_HOW TO COMPLETE THIS TASK:_ The records that appear below are to be restated word for word.
--- SUPPLIED MATERIAL ---
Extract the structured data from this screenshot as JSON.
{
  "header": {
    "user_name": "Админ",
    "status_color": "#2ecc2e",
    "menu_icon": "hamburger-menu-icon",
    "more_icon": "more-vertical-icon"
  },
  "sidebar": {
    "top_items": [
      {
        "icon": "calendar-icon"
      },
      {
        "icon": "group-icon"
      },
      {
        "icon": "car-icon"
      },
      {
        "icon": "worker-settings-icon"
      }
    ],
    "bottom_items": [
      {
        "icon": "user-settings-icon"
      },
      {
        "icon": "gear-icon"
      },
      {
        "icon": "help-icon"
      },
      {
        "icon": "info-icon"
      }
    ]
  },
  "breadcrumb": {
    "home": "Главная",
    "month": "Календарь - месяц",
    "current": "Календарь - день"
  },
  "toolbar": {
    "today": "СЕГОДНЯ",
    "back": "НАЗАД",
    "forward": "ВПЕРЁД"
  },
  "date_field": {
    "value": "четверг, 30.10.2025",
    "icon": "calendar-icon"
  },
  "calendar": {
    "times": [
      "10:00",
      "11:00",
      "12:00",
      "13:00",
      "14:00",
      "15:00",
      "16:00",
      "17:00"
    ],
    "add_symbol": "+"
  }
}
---
_TASK OUTPUT:_
Extract the structured data from this screenshot as JSON.
{
  "header": {
    "user_name": "Админ",
    "status_color": "#2ecc2e",
    "menu_icon": "hamburger-menu-icon",
    "more_icon": "more-vertical-icon"
  },
  "sidebar": {
    "top_items": [
      {
        "icon": "calendar-icon"
      },
      {
        "icon": "group-icon"
      },
      {
        "icon": "car-icon"
      },
      {
        "icon": "worker-settings-icon"
      }
    ],
    "bottom_items": [
      {
        "icon": "user-settings-icon"
      },
      {
        "icon": "gear-icon"
      },
      {
        "icon": "help-icon"
      },
      {
        "icon": "info-icon"
      }
    ]
  },
  "breadcrumb": {
    "home": "Главная",
    "month": "Календарь - месяц",
    "current": "Календарь - день"
  },
  "toolbar": {
    "today": "СЕГОДНЯ",
    "back": "НАЗАД",
    "forward": "ВПЕРЁД"
  },
  "date_field": {
    "value": "четверг, 30.10.2025",
    "icon": "calendar-icon"
  },
  "calendar": {
    "times": [
      "10:00",
      "11:00",
      "12:00",
      "13:00",
      "14:00",
      "15:00",
      "16:00",
      "17:00"
    ],
    "add_symbol": "+"
  }
}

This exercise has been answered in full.